- An Old-Fashioned Girl by Louisa May Alcott — I’ve loved this book since I was a girl, and I’ve enjoyed coming back to it over the years. It’s the story of country-girl Polly (another Polly!) and her interactions with a city-bred family, showing the ways her values of honesty, mercy, and compassion win out in the end. Always a sweet reminder of remaining true to yourself and good, if old-fashioned, morals. It usually pays off! — 4 stars
- The Freedom of Self-Forgetfulness by Timothy Keller — Every Christian should read this… probably every week. Such a good reminder to find our true value in Christ’s finished work on the cross, rather than in our own self-fulfillment and self-worth. And because it’s only a very slim 45 pages, it takes just an hour to read! — 5 stars
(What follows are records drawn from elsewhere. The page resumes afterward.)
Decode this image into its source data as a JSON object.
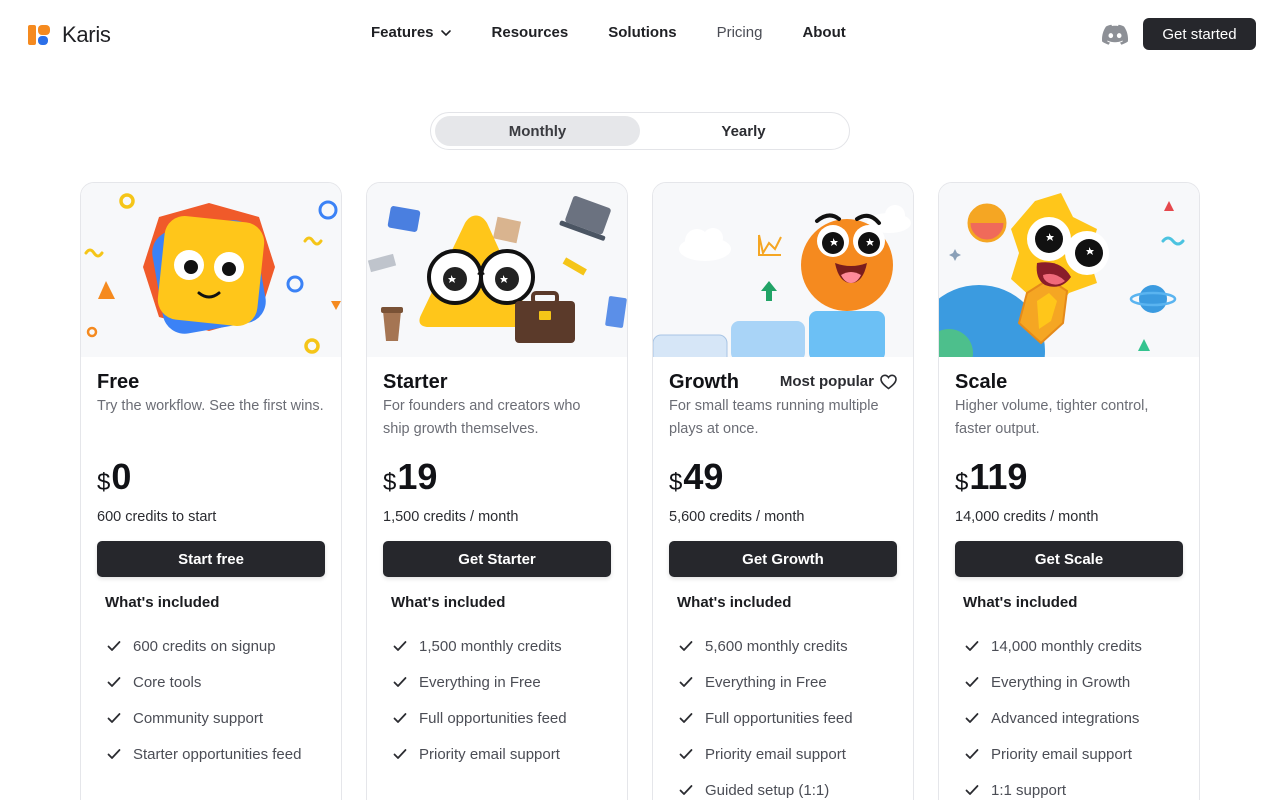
{
  "brand": {
    "name": "Karis"
  },
  "nav": {
    "items": [
      {
        "label": "Features",
        "has_dropdown": true
      },
      {
        "label": "Resources",
        "has_dropdown": false
      },
      {
        "label": "Solutions",
        "has_dropdown": false
      },
      {
        "label": "Pricing",
        "has_dropdown": false
      },
      {
        "label": "About",
        "has_dropdown": false
      }
    ],
    "discord_icon": "discord-icon",
    "cta_label": "Get started"
  },
  "billing_toggle": {
    "options": [
      "Monthly",
      "Yearly"
    ],
    "selected": "Monthly"
  },
  "plans": [
    {
      "name": "Free",
      "description": "Try the workflow. See the first wins.",
      "currency": "$",
      "price": "0",
      "credits": "600 credits to start",
      "button_label": "Start free",
      "included_title": "What's included",
      "features": [
        "600 credits on signup",
        "Core tools",
        "Community support",
        "Starter opportunities feed"
      ]
    },
    {
      "name": "Starter",
      "description": "For founders and creators who ship growth themselves.",
      "currency": "$",
      "price": "19",
      "credits": "1,500 credits / month",
      "button_label": "Get Starter",
      "included_title": "What's included",
      "features": [
        "1,500 monthly credits",
        "Everything in Free",
        "Full opportunities feed",
        "Priority email support"
      ]
    },
    {
      "name": "Growth",
      "badge": "Most popular",
      "description": "For small teams running multiple plays at once.",
      "currency": "$",
      "price": "49",
      "credits": "5,600 credits / month",
      "button_label": "Get Growth",
      "included_title": "What's included",
      "features": [
        "5,600 monthly credits",
        "Everything in Free",
        "Full opportunities feed",
        "Priority email support",
        "Guided setup (1:1)"
      ]
    },
    {
      "name": "Scale",
      "description": "Higher volume, tighter control, faster output.",
      "currency": "$",
      "price": "119",
      "credits": "14,000 credits / month",
      "button_label": "Get Scale",
      "included_title": "What's included",
      "features": [
        "14,000 monthly credits",
        "Everything in Growth",
        "Advanced integrations",
        "Priority email support",
        "1:1 support"
      ]
    }
  ],
  "colors": {
    "button": "#26272c",
    "brand_orange": "#f58a1f",
    "brand_blue": "#2b6fe8"
  }
}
- Why Christian Kids Need a Christian Education by Douglas Wilson — Another quick book, easy to read in an hour. For me, Douglas Wilson is a tough guy to love. However, I do appreciate the case for a strong Christian culture and also that the most important work you have in this life is raising your children in an environment where they witness God’s work in history and goodness in their lives, that they might love and know him always. I am not sure that means you avoid “government schools” (his derogatory term for public schools) entirely, though. — 2 stars
There are a few hot topics about parenting mentioned in these books! Have you read any of these? Do you agree or disagree with my conclusions?
If you’d like other reading suggestions, check out my book review archives here!
Hey! I love when you do these posts, because I usually find a few and just put them on my “to read shelf” at the library. I haven’t been reading much lately, I’m just too darn tired and I can only muster about 5 pages a time. Bleh! I started, “The Oregon Trail,” and while I liked it so far, I couldn’t renew it because there was such a long line of holds on it, so I didn’t finish it yet. I was intrigued by your review of, “Why Christian Kids need a Christian Education.” Lew and I have been praying, discussing, and really pondering what to do with Samuel next fall. Probably a lot of discussion has been conjured up because we get asked all the time if Samuel is going to Kinder next year. Anyway, we’re going to meet with a Christian school here and figure out what the plan is. I’m interested to know what you plan to do with Lena! Thanks again for the recommendations, this is lengthy, looks like an email is in order!
We don’t know what to do with Lena yet! Torn between homeschooling and (if we stay in Coronado) our very good local public school that is just a few blocks away. Coronado is such a small town that both the homeschool groups and the school itself are full of our best friends, so that doesn’t make it easy. We don’t know which is the best choice for our family. We need to pray and have more conversations about it as you and Lew are doing! And we also keep in mind that we’ll reevaluate each year, seeking the best fit for our whole family.
Hooray!! Another book review post. :) I always get so excited when you put one up!
I picked up “The Happiness Project” in an airport during a delay, but I can’t seem to get through it. I think Rubin’s intentionality is inspiring, but I find it exhausting! I think a lot of that is my personality. :) I preferred “I Know How She Does It” by Laura Vanderkam.
I recently started reading several of Tim Keller’s books and, like you, have LOVED them.
I need to read more of Keller’s books. All of them are so rich and uplifting!
I also loved “I Know How She Does It”! I picked it for my book club’s August read. Book review of that one coming soon. ;)